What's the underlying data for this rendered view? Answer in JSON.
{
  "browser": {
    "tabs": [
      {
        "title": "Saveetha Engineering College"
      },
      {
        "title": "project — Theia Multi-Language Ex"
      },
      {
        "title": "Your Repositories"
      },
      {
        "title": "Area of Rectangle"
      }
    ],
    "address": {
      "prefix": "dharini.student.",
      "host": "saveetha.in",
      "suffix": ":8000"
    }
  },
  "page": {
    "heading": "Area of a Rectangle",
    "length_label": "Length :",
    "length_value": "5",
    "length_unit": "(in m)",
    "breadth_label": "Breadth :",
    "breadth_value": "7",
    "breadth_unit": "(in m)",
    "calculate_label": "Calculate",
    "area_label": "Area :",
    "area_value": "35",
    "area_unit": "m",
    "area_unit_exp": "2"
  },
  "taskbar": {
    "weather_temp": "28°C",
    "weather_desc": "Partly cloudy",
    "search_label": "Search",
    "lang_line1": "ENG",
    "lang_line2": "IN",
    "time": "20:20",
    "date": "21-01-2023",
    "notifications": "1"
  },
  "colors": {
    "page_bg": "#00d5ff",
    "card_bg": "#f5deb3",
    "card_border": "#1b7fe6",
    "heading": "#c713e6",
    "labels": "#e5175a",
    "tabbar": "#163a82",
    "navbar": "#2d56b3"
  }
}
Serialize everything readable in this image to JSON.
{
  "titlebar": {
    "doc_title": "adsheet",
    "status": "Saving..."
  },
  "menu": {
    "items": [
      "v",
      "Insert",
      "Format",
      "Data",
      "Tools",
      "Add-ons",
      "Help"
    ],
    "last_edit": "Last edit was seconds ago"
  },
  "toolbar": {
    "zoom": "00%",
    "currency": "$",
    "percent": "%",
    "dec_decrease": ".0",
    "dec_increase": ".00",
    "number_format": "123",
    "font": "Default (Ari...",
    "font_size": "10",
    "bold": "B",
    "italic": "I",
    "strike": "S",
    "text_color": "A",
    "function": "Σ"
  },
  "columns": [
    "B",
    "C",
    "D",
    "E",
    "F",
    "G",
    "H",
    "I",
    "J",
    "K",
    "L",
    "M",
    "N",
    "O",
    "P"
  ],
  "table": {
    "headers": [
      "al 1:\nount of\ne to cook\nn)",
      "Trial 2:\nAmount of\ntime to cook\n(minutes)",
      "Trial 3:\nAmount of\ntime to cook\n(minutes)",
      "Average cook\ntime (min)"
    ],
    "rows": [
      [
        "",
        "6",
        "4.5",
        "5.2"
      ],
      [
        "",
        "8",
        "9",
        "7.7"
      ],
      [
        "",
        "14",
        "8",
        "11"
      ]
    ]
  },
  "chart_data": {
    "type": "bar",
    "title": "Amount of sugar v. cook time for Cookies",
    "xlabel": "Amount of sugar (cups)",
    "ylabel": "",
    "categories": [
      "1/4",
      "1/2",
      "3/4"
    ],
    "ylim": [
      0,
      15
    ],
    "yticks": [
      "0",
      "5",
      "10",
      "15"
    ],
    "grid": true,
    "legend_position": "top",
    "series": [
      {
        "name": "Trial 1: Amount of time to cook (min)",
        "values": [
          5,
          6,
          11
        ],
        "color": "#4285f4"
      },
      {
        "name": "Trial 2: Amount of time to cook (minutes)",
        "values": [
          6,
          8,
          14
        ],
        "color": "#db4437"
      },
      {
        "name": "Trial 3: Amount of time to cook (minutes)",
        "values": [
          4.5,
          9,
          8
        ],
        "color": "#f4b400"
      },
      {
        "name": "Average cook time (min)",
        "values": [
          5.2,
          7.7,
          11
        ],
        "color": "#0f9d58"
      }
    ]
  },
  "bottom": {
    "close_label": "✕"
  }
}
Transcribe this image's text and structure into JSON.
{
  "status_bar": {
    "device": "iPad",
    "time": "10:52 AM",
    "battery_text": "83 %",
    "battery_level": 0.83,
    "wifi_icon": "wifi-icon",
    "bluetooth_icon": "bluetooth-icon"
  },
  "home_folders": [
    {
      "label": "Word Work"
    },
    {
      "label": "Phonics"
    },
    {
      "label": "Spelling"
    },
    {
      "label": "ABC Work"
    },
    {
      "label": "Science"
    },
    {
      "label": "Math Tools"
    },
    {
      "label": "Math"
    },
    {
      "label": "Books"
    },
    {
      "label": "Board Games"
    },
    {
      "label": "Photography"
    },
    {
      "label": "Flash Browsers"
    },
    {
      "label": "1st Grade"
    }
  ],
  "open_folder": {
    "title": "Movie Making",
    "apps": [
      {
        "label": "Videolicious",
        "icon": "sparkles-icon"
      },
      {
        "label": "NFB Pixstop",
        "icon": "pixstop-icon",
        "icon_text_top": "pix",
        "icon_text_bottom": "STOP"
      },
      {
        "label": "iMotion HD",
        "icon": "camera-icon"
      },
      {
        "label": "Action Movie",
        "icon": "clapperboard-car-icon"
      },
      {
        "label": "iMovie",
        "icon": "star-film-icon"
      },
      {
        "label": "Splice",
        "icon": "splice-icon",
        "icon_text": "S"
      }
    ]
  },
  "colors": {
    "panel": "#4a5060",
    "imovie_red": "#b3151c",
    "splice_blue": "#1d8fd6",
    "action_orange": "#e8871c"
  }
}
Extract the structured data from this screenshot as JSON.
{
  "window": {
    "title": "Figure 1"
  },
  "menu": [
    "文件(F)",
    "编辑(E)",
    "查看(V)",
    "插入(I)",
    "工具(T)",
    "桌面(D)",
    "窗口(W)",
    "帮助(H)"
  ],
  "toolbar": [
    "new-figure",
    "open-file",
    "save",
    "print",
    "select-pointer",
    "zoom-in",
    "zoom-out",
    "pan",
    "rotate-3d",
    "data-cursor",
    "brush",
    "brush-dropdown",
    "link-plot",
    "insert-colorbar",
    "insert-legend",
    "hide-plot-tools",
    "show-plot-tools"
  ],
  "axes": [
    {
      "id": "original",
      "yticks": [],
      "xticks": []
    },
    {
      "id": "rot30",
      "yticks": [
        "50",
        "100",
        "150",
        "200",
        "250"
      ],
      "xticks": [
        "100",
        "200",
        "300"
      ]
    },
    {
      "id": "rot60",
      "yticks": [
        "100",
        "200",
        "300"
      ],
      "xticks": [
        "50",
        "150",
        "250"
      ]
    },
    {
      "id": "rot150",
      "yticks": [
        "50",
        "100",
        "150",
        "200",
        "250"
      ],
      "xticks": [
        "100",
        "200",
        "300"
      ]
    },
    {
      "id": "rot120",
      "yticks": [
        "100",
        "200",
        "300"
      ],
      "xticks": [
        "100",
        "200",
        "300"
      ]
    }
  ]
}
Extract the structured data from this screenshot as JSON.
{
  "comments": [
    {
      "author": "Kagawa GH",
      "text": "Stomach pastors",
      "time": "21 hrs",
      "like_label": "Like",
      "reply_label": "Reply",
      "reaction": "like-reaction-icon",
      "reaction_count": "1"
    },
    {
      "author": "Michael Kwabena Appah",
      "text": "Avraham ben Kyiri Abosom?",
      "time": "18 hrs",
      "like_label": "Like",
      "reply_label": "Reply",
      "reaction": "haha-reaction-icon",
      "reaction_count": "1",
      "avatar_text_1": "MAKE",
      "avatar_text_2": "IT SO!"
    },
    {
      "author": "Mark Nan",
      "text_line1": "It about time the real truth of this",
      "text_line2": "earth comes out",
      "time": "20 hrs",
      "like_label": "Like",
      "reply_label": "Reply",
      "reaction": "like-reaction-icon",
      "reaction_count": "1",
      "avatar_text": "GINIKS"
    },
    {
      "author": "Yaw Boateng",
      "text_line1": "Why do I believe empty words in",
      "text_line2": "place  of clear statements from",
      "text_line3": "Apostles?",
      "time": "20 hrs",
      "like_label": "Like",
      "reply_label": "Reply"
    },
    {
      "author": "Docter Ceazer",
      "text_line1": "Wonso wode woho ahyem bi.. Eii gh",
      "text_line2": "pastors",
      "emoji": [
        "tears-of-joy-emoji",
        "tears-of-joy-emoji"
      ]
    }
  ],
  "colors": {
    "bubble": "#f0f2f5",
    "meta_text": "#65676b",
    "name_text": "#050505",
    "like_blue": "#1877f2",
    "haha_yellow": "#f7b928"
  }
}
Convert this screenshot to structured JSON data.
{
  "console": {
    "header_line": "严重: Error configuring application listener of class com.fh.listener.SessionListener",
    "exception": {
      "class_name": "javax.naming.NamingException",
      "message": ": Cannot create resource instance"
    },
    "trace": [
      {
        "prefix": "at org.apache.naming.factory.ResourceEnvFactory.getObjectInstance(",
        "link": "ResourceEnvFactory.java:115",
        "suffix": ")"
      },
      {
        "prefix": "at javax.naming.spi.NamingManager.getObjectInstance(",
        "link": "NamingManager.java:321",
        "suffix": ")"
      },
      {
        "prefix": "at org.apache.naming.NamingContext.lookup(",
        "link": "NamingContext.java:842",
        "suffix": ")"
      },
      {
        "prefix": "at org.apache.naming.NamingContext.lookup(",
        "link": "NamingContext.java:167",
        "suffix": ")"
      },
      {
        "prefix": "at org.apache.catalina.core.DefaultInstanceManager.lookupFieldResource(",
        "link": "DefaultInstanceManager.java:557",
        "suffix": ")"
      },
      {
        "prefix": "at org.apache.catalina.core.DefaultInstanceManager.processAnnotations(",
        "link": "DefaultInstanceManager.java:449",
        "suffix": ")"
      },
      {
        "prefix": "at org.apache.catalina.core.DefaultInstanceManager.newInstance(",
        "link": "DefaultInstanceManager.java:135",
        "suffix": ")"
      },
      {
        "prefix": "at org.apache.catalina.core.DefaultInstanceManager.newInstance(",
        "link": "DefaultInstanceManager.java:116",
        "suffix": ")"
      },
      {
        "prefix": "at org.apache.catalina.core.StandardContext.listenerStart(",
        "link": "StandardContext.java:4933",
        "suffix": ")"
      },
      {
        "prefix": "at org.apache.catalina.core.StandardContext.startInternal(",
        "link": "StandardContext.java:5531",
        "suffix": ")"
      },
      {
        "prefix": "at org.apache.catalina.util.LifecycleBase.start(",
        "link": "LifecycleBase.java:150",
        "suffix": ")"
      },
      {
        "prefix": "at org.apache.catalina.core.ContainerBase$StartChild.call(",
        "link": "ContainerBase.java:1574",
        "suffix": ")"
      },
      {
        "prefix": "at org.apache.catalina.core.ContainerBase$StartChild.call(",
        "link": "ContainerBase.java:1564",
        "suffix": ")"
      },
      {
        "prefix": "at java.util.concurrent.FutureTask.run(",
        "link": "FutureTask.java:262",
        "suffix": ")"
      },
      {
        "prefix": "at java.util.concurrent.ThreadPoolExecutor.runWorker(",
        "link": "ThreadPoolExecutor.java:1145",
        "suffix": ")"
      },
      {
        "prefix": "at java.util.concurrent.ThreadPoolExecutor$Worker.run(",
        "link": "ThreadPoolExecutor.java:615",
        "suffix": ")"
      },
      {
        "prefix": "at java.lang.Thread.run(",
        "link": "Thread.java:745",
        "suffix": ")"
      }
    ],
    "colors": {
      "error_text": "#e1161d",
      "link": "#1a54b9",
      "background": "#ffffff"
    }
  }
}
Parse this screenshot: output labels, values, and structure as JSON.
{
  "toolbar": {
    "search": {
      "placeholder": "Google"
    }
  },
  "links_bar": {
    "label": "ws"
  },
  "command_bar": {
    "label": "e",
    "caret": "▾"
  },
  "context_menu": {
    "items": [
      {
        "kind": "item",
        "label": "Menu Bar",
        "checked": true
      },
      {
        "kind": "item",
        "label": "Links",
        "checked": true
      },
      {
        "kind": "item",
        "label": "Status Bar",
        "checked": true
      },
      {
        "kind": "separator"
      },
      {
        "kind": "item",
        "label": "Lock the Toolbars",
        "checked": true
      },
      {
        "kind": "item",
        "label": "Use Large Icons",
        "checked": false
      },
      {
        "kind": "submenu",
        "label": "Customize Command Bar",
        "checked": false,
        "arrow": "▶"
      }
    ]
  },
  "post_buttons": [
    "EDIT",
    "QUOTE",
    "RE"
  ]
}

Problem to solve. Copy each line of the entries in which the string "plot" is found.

Answer to this task.
    "link-plot",
    "hide-plot-tools",
    "show-plot-tools"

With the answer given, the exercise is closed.